Ramona Bell’s 18 year old son, Melvin, is severely autistic.
“He does not talk, he needs assistance nearly every minute of the day. He’s not aware of risks. He’s also a pica, so he eats things that are not supposed to be eaten.”
Ramona is a jewelry maker, an artist, a gold smith, who lives in Ballard with her family, but she had to give up her work to become a full time caregiver to her son.
“It’s, of course, huge love, it’s feeling trapped. I’m a person who loves to travel and do things and having to be in the house all the time is pretty much punishment for me.”
She gets up two to six times a night with her son, sometimes having to change his bed sheets twice a night.
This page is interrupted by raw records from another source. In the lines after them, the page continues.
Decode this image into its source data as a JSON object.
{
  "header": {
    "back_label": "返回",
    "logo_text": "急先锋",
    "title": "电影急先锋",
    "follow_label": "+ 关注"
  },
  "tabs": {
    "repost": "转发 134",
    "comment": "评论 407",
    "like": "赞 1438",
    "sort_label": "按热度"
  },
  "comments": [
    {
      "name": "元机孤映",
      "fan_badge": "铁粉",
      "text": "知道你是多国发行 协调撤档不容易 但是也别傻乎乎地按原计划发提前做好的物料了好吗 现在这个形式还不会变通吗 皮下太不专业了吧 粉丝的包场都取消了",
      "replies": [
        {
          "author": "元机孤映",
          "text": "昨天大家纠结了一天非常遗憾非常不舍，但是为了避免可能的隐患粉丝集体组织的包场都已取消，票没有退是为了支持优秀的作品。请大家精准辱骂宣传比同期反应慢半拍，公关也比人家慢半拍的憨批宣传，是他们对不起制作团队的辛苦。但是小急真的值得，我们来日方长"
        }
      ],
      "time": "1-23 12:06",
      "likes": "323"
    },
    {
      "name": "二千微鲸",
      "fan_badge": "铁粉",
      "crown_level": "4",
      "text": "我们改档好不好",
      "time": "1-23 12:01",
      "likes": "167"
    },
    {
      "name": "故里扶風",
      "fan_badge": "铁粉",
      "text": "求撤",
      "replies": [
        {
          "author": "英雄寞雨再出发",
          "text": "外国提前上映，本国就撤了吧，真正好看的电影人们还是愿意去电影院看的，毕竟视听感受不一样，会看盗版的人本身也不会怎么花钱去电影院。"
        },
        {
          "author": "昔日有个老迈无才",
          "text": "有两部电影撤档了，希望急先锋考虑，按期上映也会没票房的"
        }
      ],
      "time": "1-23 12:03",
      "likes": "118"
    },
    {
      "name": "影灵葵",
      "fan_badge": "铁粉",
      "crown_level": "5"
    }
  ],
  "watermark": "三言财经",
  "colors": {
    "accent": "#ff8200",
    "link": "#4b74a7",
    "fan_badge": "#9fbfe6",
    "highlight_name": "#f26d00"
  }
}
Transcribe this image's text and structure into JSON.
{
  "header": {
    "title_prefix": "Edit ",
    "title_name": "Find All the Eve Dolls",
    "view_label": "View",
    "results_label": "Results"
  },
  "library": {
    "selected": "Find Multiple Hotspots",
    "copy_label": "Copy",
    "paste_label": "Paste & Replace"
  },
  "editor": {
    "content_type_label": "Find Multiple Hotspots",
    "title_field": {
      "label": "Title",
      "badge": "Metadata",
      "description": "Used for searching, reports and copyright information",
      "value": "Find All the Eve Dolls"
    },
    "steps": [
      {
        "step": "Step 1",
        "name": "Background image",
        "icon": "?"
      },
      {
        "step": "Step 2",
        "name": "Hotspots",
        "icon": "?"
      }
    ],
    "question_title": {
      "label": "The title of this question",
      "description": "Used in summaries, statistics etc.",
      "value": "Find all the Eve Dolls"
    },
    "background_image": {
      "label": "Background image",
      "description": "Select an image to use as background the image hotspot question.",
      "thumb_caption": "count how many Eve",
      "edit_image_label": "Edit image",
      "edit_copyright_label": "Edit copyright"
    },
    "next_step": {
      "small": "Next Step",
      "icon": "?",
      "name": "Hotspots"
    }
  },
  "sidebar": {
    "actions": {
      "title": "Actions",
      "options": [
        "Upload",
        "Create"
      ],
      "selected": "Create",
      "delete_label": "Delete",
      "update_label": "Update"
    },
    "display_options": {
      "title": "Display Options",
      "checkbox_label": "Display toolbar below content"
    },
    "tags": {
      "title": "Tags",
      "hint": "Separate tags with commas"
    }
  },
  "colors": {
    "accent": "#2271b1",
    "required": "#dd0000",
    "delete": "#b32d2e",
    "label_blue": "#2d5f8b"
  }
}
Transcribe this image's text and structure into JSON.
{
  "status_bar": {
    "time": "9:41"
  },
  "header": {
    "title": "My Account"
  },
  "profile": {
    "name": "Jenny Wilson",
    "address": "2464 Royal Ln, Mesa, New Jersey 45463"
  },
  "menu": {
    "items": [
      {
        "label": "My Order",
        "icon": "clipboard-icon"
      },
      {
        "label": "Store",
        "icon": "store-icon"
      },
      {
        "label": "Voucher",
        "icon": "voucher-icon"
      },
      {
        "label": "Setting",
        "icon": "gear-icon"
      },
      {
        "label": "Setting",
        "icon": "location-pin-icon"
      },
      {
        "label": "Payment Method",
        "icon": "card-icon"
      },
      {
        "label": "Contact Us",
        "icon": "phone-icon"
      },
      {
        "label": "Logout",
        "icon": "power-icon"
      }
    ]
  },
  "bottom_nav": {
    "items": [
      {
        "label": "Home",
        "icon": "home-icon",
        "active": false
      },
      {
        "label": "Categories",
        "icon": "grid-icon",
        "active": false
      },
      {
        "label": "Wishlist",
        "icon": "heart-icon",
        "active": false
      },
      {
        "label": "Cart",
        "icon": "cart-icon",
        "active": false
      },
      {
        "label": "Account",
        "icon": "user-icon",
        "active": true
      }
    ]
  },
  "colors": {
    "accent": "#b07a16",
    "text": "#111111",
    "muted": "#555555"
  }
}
She’s exhausted and has forgotten what it’s like to socialize.
“I don’t want to be defined through my child. I want to be me and I want him to be him. But that’s hard. If you’re a caregiver, you are defined through your kid because this is your job. It was not my decision to become a caregiver.”
In 2009, Seattle poet and UW professor Heather McHugh was awarded the prestigious MacArthur Foundation “Genius Grant.”
“I’ve written since I was four years old. I’ve always written poems,” Heather told me.
It’s a $500,000 prize that Heather could use however she pleased. She chose to start a non-profit called Caregifted, giving all-expense-paid, week-long trips to caregivers who desperately need a break. Ramona spent a week in Victoria; her first solo trip in 15 years.
“It was such a nice thing to just brew my coffee in the morning and go back to bed and read for a few hours,” Ramona said. “Stick some face mask [on] my face and look terrible for half of the day. Or I would go for long walks and be by myself. It was the start of a healing process.”
Heather was inspired by her godson and his wife, who instantly became caregivers when their baby was born with Microcephaly.
“I saw what happened to their lives, overnight” Heather said. “He had to walk from this plum executive chef job, nor can she have a job because she’s going to therapy with this baby every day. They were walloped with a $13,000 annual insurance bill.”
Heather selected three beautiful lodges in the Napa Valley, Vancouver Island and an island off of Maine, and she accompanies the caregivers on a weeklong getaway.
“We try as best we can to match what it is people would dream of doing,” said Heather. “If they want to go to Nascar races, I’ll take them to Nascar races. If they want to go to museums, I’ll take them to museums. If they want to sleep all the time, they can do that. They don’t need to be hovered over. Some want conversation, some don’t. So they get to be caregivees, for a change.”
Heather says on day four, all of the caregivers start to feel inspired again, more like their old selves.
“It gave me that very, very important break to come back to myself,” said Ramona. “To find out about myself that I’m not only a functioning machine, that I’m actually a person, a woman, an artist. To feel like someone who is not only cleaning, which was the most part of my life.”
Melvin is now doing a short-term stay at Fircrest Residential Habilitation Center in Shoreline and Ramona is adjusting to sleeping through the night, and she’s making jewelry again. She misses her son, even though she knows that Fircrest is good for them both.
“For us, Melvin is a great teacher about life. Melvin has taught us that life is not only about being successful, it’s really about finding happiness. He’s absolutely a happy person. He’s laughing a lot. Out of the blue he has happiness attacks. He likes to be hugged and to cuddle. He’s a very, very cute person.”